◆ REQUIRED ACTION ◆
Quote the records below in full, exactly as given, with the images taken out.

Segment Start: SOURCE MATERIAL

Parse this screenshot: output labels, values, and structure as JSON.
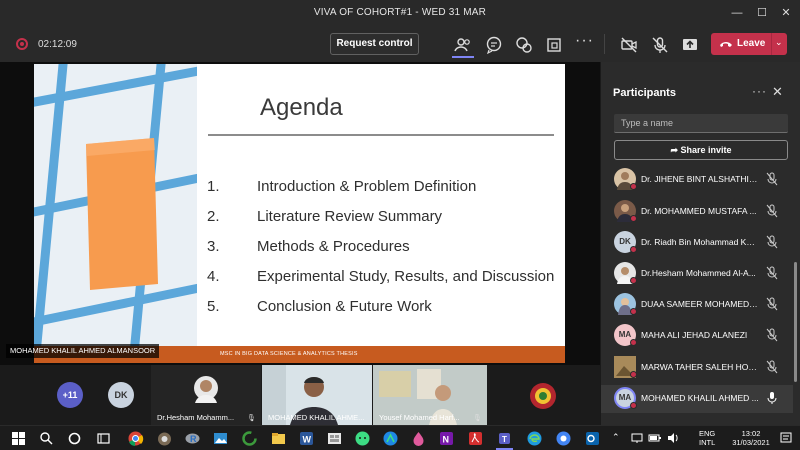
{
  "window": {
    "title": "VIVA OF COHORT#1 - WED 31 MAR"
  },
  "toolbar": {
    "timer": "02:12:09",
    "request_control_label": "Request control",
    "leave_label": "Leave",
    "icons": [
      "participants-icon",
      "chat-icon",
      "reactions-icon",
      "rooms-icon",
      "more-icon",
      "camera-off-icon",
      "mic-off-icon",
      "share-icon"
    ]
  },
  "slide": {
    "title": "Agenda",
    "items": [
      {
        "num": "1.",
        "text": "Introduction & Problem Definition"
      },
      {
        "num": "2.",
        "text": "Literature Review Summary"
      },
      {
        "num": "3.",
        "text": "Methods & Procedures"
      },
      {
        "num": "4.",
        "text": "Experimental Study, Results, and Discussion"
      },
      {
        "num": "5.",
        "text": "Conclusion & Future Work"
      }
    ],
    "footer": "MSC IN BIG DATA SCIENCE & ANALYTICS THESIS"
  },
  "presenter_label": "MOHAMED KHALIL AHMED ALMANSOOR",
  "strip": {
    "overflow_count": "+11",
    "initials_tile": "DK",
    "tiles": [
      {
        "name": "Dr.Hesham Mohamm..."
      },
      {
        "name": "MOHAMED KHALIL AHME..."
      },
      {
        "name": "Yousef Mohamed Harf..."
      }
    ]
  },
  "panel": {
    "title": "Participants",
    "search_placeholder": "Type a name",
    "share_invite": "Share invite",
    "participants": [
      {
        "name": "Dr. JIHENE BINT ALSHATHIY K...",
        "initials": "",
        "avatar_color": "#d9c3a5"
      },
      {
        "name": "Dr. MOHAMMED MUSTAFA ...",
        "initials": "",
        "avatar_color": "#7a5a48"
      },
      {
        "name": "Dr. Riadh Bin Mohammad Ksa...",
        "initials": "DK",
        "avatar_color": "#c9d3df"
      },
      {
        "name": "Dr.Hesham Mohammed Al-A...",
        "initials": "",
        "avatar_color": "#b58d6a"
      },
      {
        "name": "DUAA SAMEER MOHAMED A...",
        "initials": "",
        "avatar_color": "#9cc3e0"
      },
      {
        "name": "MAHA ALI JEHAD ALANEZI",
        "initials": "MA",
        "avatar_color": "#f2c5c9"
      },
      {
        "name": "MARWA TAHER SALEH HOME...",
        "initials": "",
        "avatar_color": "#a88a5a"
      },
      {
        "name": "MOHAMED KHALIL AHMED ...",
        "initials": "MA",
        "avatar_color": "#c9d3df"
      }
    ]
  },
  "taskbar": {
    "lang_top": "ENG",
    "lang_bottom": "INTL",
    "time": "13:02",
    "date": "31/03/2021"
  }
}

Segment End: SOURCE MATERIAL

◆ EXERCISE SOLUTION ◆
Parse this screenshot: output labels, values, and structure as JSON.
{
  "window": {
    "title": "VIVA OF COHORT#1 - WED 31 MAR"
  },
  "toolbar": {
    "timer": "02:12:09",
    "request_control_label": "Request control",
    "leave_label": "Leave",
    "icons": [
      "participants-icon",
      "chat-icon",
      "reactions-icon",
      "rooms-icon",
      "more-icon",
      "camera-off-icon",
      "mic-off-icon",
      "share-icon"
    ]
  },
  "slide": {
    "title": "Agenda",
    "items": [
      {
        "num": "1.",
        "text": "Introduction & Problem Definition"
      },
      {
        "num": "2.",
        "text": "Literature Review Summary"
      },
      {
        "num": "3.",
        "text": "Methods & Procedures"
      },
      {
        "num": "4.",
        "text": "Experimental Study, Results, and Discussion"
      },
      {
        "num": "5.",
        "text": "Conclusion & Future Work"
      }
    ],
    "footer": "MSC IN BIG DATA SCIENCE & ANALYTICS THESIS"
  },
  "presenter_label": "MOHAMED KHALIL AHMED ALMANSOOR",
  "strip": {
    "overflow_count": "+11",
    "initials_tile": "DK",
    "tiles": [
      {
        "name": "Dr.Hesham Mohamm..."
      },
      {
        "name": "MOHAMED KHALIL AHME..."
      },
      {
        "name": "Yousef Mohamed Harf..."
      }
    ]
  },
  "panel": {
    "title": "Participants",
    "search_placeholder": "Type a name",
    "share_invite": "Share invite",
    "participants": [
      {
        "name": "Dr. JIHENE BINT ALSHATHIY K...",
        "initials": "",
        "avatar_color": "#d9c3a5"
      },
      {
        "name": "Dr. MOHAMMED MUSTAFA ...",
        "initials": "",
        "avatar_color": "#7a5a48"
      },
      {
        "name": "Dr. Riadh Bin Mohammad Ksa...",
        "initials": "DK",
        "avatar_color": "#c9d3df"
      },
      {
        "name": "Dr.Hesham Mohammed Al-A...",
        "initials": "",
        "avatar_color": "#b58d6a"
      },
      {
        "name": "DUAA SAMEER MOHAMED A...",
        "initials": "",
        "avatar_color": "#9cc3e0"
      },
      {
        "name": "MAHA ALI JEHAD ALANEZI",
        "initials": "MA",
        "avatar_color": "#f2c5c9"
      },
      {
        "name": "MARWA TAHER SALEH HOME...",
        "initials": "",
        "avatar_color": "#a88a5a"
      },
      {
        "name": "MOHAMED KHALIL AHMED ...",
        "initials": "MA",
        "avatar_color": "#c9d3df"
      }
    ]
  },
  "taskbar": {
    "lang_top": "ENG",
    "lang_bottom": "INTL",
    "time": "13:02",
    "date": "31/03/2021"
  }
}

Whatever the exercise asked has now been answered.